I expected most Zimbabweans to hate Mugabe. Instead, there was a general view that his presidency had three phases that are conveniently encapsulated into his three decades of presidency. Phase 1 was a success as he guided the country through to black rule; however the seeds of catastrophe were planted by foreign government organizations giving horrible advice and manipulating the situation for their own publicity back home. Phase 2 was when Mugabe tried to implement policies that had been agreed to years earlier—only to find that the financing for them had been removed. There is a general acceptance that he tried his best but was used by the foreigners. Finally, the 3rd phase was simple mayhem as Mugabe was used by his aides. It’s only the third phase that anyone seems genuinely upset about. While there is a general view that Mugabe has to go in order for the country to recover, there is still a genuine admiration for the man and a hatred for those whom he has surrounded himself with. Everyone is of the opinion that things should have turned out differently, but the tragedy is that it didn’t.
I’ve heard lots of negative jibes about thirty years of Mugabe rule; affirmative action on acid, wealth redistribution for the politicians and a country run by Berkley College socialist doctrine. Even the most cold-hearted capitalist side of me realizes that the country couldn’t succeed in a situation where less than one percent of the country’s former white colonists owned 99% of the country’s wealth. Clearly something had to have been done to “fix” this. In a final piece on Africa, I’ll explore how other countries dealt with similar post-colonial problems. To sum it up; almost no plan could have been worse than what Mugabe undertook. In his defense, he put his Westernized mind to work reading white papers by liberal think-tanks and then did exactly what they told him to do. How was he to know that despite their fancy degrees and models, they weren’t qualified to run a hot dog stand?

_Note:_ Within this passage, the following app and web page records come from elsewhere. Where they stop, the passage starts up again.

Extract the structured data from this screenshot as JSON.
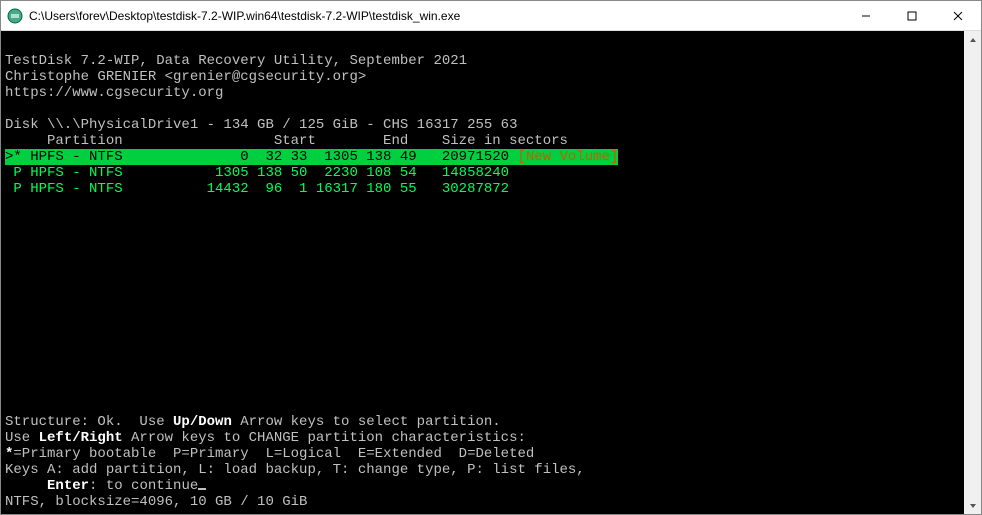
{
  "window": {
    "title": "C:\\Users\\forev\\Desktop\\testdisk-7.2-WIP.win64\\testdisk-7.2-WIP\\testdisk_win.exe"
  },
  "header": {
    "line1": "TestDisk 7.2-WIP, Data Recovery Utility, September 2021",
    "line2": "Christophe GRENIER <grenier@cgsecurity.org>",
    "line3": "https://www.cgsecurity.org"
  },
  "disk_line": "Disk \\\\.\\PhysicalDrive1 - 134 GB / 125 GiB - CHS 16317 255 63",
  "columns_header": "     Partition                  Start        End    Size in sectors",
  "partitions": [
    {
      "selected": true,
      "line": ">* HPFS - NTFS              0  32 33  1305 138 49   20971520 ",
      "label": "[New Volume]"
    },
    {
      "selected": false,
      "line": " P HPFS - NTFS           1305 138 50  2230 108 54   14858240"
    },
    {
      "selected": false,
      "line": " P HPFS - NTFS          14432  96  1 16317 180 55   30287872"
    }
  ],
  "help": {
    "structure_prefix": "Structure: Ok.  Use ",
    "structure_updown": "Up/Down",
    "structure_suffix": " Arrow keys to select partition.",
    "leftright_prefix": "Use ",
    "leftright_key": "Left/Right",
    "leftright_suffix": " Arrow keys to CHANGE partition characteristics:",
    "legend_prefix": "*",
    "legend": "=Primary bootable  P=Primary  L=Logical  E=Extended  D=Deleted",
    "keys_line": "Keys A: add partition, L: load backup, T: change type, P: list files,",
    "enter_prefix": "     ",
    "enter_key": "Enter",
    "enter_suffix": ": to continue",
    "ntfs_line": "NTFS, blocksize=4096, 10 GB / 10 GiB"
  }
}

In summary, Zimbabwe was not what I expected. I think there’s a real chance that there’s a sizable recovery in the future as deflation finally reaches its zenith and businesses slowly regrow. There is an old saying that “markets can remain irrational for longer than you can remain solvent. “ I’d like to add a new query to that theory. “Can Mugabe stay in power for longer than you can remain solvent?” Then again, this is Zimbabwe, given what it’s gone through in the last few years, just about anything is possible.